Hannah Wu  

Hannah is a civil engineering student at the University of Auckland, where she is specialising in structural engineering this year. Hannah recently completed a 13-week internship at the Sustainable Steel Council (SSC) where she worked on projects to support individual businesses into sustainability and to push sector-wide change. This included collaborating with the NZGBC on resources for SSC members. Hannah is part of the executive committee of Engineers Without Borders (EWB) Auckland Students Committee and has recently been appointed as an executive committee member for the Civil Engineering Students Association (CESA), where she is working to challenge the norms and advocate for circular economy teaching in the university. Hannah plans to incorporate sustainable design practices and ways of thinking into her future career and work no matter the profession. 

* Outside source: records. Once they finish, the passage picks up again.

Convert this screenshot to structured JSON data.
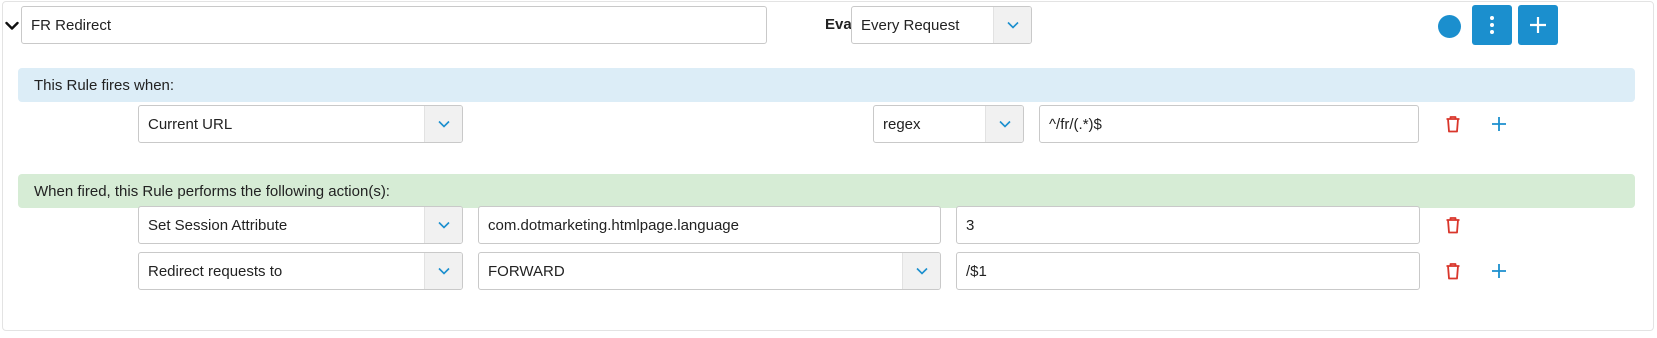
{
  "rule": {
    "name": "FR Redirect",
    "evaluate_label": "Evaluate",
    "evaluate_value": "Every Request"
  },
  "conditions": {
    "banner": "This Rule fires when:",
    "items": [
      {
        "type": "Current URL",
        "comparison": "regex",
        "value": "^/fr/(.*)$"
      }
    ]
  },
  "actions": {
    "banner": "When fired, this Rule performs the following action(s):",
    "items": [
      {
        "type": "Set Session Attribute",
        "param1": "com.dotmarketing.htmlpage.language",
        "param2": "3"
      },
      {
        "type": "Redirect requests to",
        "param1": "FORWARD",
        "param2": "/$1"
      }
    ]
  },
  "colors": {
    "primary": "#1b8fce",
    "danger": "#d9362b",
    "condition_banner": "#dcedf7",
    "action_banner": "#d6ecd5"
  },
  "icons": {
    "collapse": "chevron-down-icon",
    "status": "status-dot-icon",
    "menu": "vertical-dots-icon",
    "add": "plus-icon",
    "delete": "trash-icon"
  }
}
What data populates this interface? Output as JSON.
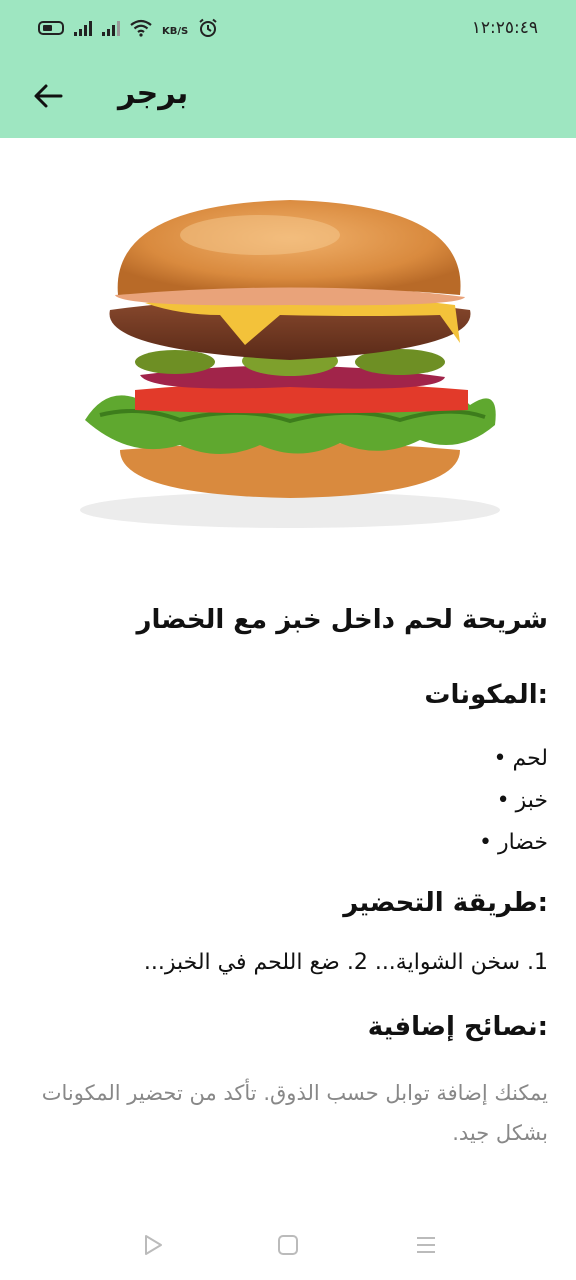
{
  "status_bar": {
    "time": "١٢:٢٥:٤٩",
    "battery_label": "35",
    "net_speed_unit": "KB/S",
    "icons": [
      "battery-icon",
      "signal-icon",
      "signal-icon",
      "wifi-icon",
      "alarm-icon"
    ]
  },
  "app_bar": {
    "title": "برجر",
    "back_icon": "arrow-left-icon"
  },
  "hero_image": {
    "subject": "burger-photo"
  },
  "recipe": {
    "description": "شريحة لحم داخل خبز مع الخضار",
    "ingredients_heading": ":المكونات",
    "ingredients": [
      "لحم",
      "خبز",
      "خضار"
    ],
    "bullet": "•",
    "preparation_heading": ":طريقة التحضير",
    "preparation_text": "1. سخن الشواية... 2. ضع اللحم في الخبز...",
    "tips_heading": ":نصائح إضافية",
    "tips_text": "يمكنك إضافة توابل حسب الذوق. تأكد من تحضير المكونات بشكل جيد."
  },
  "nav_bar": {
    "icons": [
      "back-triangle-icon",
      "home-square-icon",
      "menu-lines-icon"
    ]
  },
  "colors": {
    "header_bg": "#9ee6c1",
    "tips_text": "#888888"
  }
}
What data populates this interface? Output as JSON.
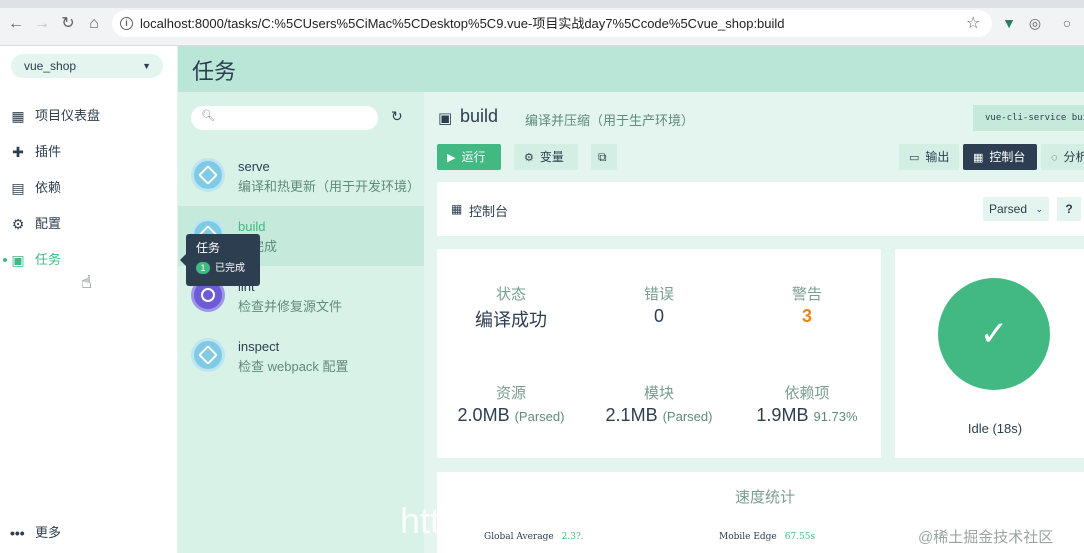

Jarred Butler 
 

Jarred is a building environmental scientist at the Building Research Association of New Zealand (BRANZ) where he assists with researching the environmental, especially carbon, impact of New Zealand buildings and provides industry training on BRANZ’s building life cycle assessment tool, LCAQuick. Jarred graduated with a Master of Building Science with distinction in 2019 with a thesis topic aimed at testing how mould simulation software could be used to assess the effectiveness of mould mitigation strategies in New Zealand homes. Jarred is “deeply committed to reducing the environmental impact of our built environment and enabling it to reach the goals of the Zero Carbon Act,” through improving housing standards in Aotearoa. 

Rochelle Kirby 

Rochelle is a graduate building services engineer at WSP where she is the office lead for the WSP Pathways Auckland Committee. Through WSP Pathways she has organised events for young professionals at WSP in Auckland, including a recent sustainability tech talk about projects that are implementing carbon reducing techniques and how these can be adopted. In 2019 she was selected by Engineering New Zealand and the association of Korean Woman Scientists and Engineers to represent Aotearoa at the Annual Meeting of Asia and Pacific Women in Science and Technology and Young Woman Scientist Camp, and in 2020 she was chosen to attend the Rotary Youth Leadership development programme. Rochelle currently represents WSP as part of The Wonder Project, Engineering New Zealand's free programme for schools, designed to get young Kiwis excited STEM. 

Sameh Shamout 

Sameh is a current PhD student at the University of Auckland, where he is a member of the Future Cities Research Hub. His current PhD research focuses on enhancing the resilience of the built environment, and other research interests include energy efficiency, thermal comfort, passive design solutions, and sustainable materials. Sameh has a passion for social activism and leadership. He is the founder of the New Zealand Centre in the Middle East and North Africa, and JonZ for Sustainable Development; the first Arab-New Zealand initiative started from Jordan aiming to contribute to the development of communities. He is one of the pioneer youth driving the sustainability movement in Jordan. Sameh believes in the value of enhancing social resilience, where he works on building cultural and knowledge bridges between New Zealanders and Arabs. He aims to bring people together and build high-quality academic, professional and research teams. 

Tessa Meyer 

Tessa is a corporate responsibility advisor at Panuku Development Auckland where she leads sustainability solutions across a variety of projects, all of which directly contribute to Auckland’s transition to a climate resilient, healthy and low carbon city. She led the first Green Star - Communities ratings in Aotearoa and Panuku’s world-first volume certification. Tessa has worked on an economic analysis tool to incorporate social, environmental and economic benefits in holistic decision-making regarding community investments and urban development. She has been involved in waste minimisation projects, including a zero-waste town centre strategy and piloting construction waste management targets. Recently she has successfully completed Panuku’s Toitū Envirocare carbonreduce certification with a base-year emissions inventory and management plan and lead internal behaviour change campaigns at Panuku. 


Principal sponsors